REP. PELOSI: The secretary and the chairman of the Fed, Mr. Bernanke, presented a pretty dismal picture of our economy and how that would translate into the lives of the American people, whether it’s their need for credit, the survival of their jobs, their staying in their homes and the rest. The – you have to listen to all of these presentations with openness, but also with some judgment about how to proceed.

If even a fraction of what they’re saying is really the case, there is really need for us to proceed. It’s not anything you can take a chance on. The only thing that was strange to us, that they had come in so late about a problem that was so vast. Over time, the secretary has briefed me on the state of the fragility of certain financial institutions or what that could mean to the market. And so, you know, I’ve gotten bad news from him before. This was very, very, very bad news of a magnitude that spoke out for some of us, of Congress’ intervening.

MS. BLOCK: Well, if the problem is described “was that vast,” and the picture that dismal, don’t you share that sense of urgency? Don’t you worry about any delay causing the economy to grind to a halt, as Chairman Bernanke is warning about?

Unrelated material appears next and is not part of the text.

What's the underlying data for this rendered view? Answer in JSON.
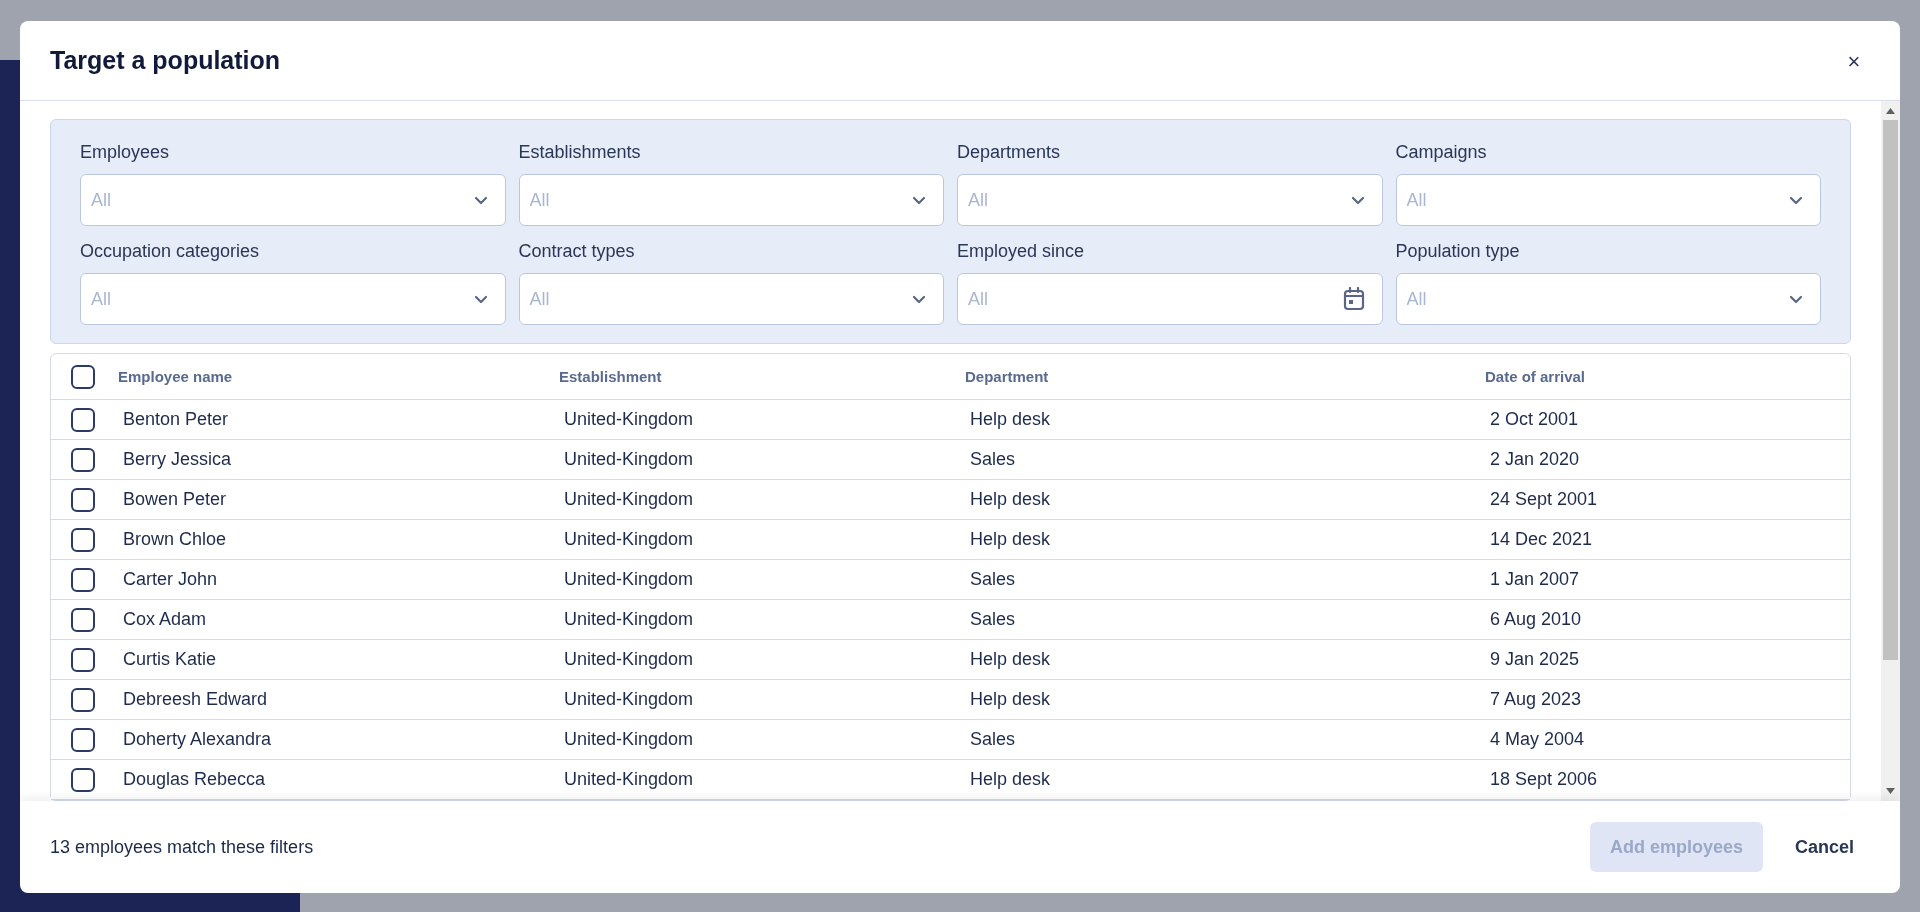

REP. PELOSI: I don’t think that – now, mind you, these are the people who brought us this problem in the first place, the anything-goes policies of the Bush administration; they got us where it is now. They sent a proposal; we have to subject it to some scrutiny. The days of the rubber-stamp Congress that President Bush was used to are over. And so it isn't a question of, well, let’s go real fast and just do what they asked us to do. What does this mean to our budget and our opportunities for other priorities that we have in our country? What does this mean to the taxpayer and his or her exposure in terms of this? What does this mean in terms of home ownership and the rest? There are serious questions that were unanswered. Quite frankly, I don’t think that the legislation that they sent us, was ready for prime time much less passage in the Congress of the United States. We have a responsibility to, again, make sure it stabilizes the market and protects the taxpayer. And I’m not absolutely certain what they were suggesting would do that.

MS. BLOCK: But, bottom line, won’t there be less money to spend?

REP. PELOSI: There will be less money to spend. But, again, if we are not giving tax cuts to the wealthiest people in America, which is the biggest cause for their deficit that we have right now, and if we can bring the end to the war in Iraq, that will reduce our spending as well.

So this is a major realignment of priorities. This election is about the values of America in terms of how they are translated into policy decisions related to our budget. Our budget is a statement of our national values in terms of how we allocate our resources.

MS. BLOCK: Speaker Pelosi, thanks very much.

REP. PELOSI: Thank you very much. Nice chatting with you, Melissa.

(END)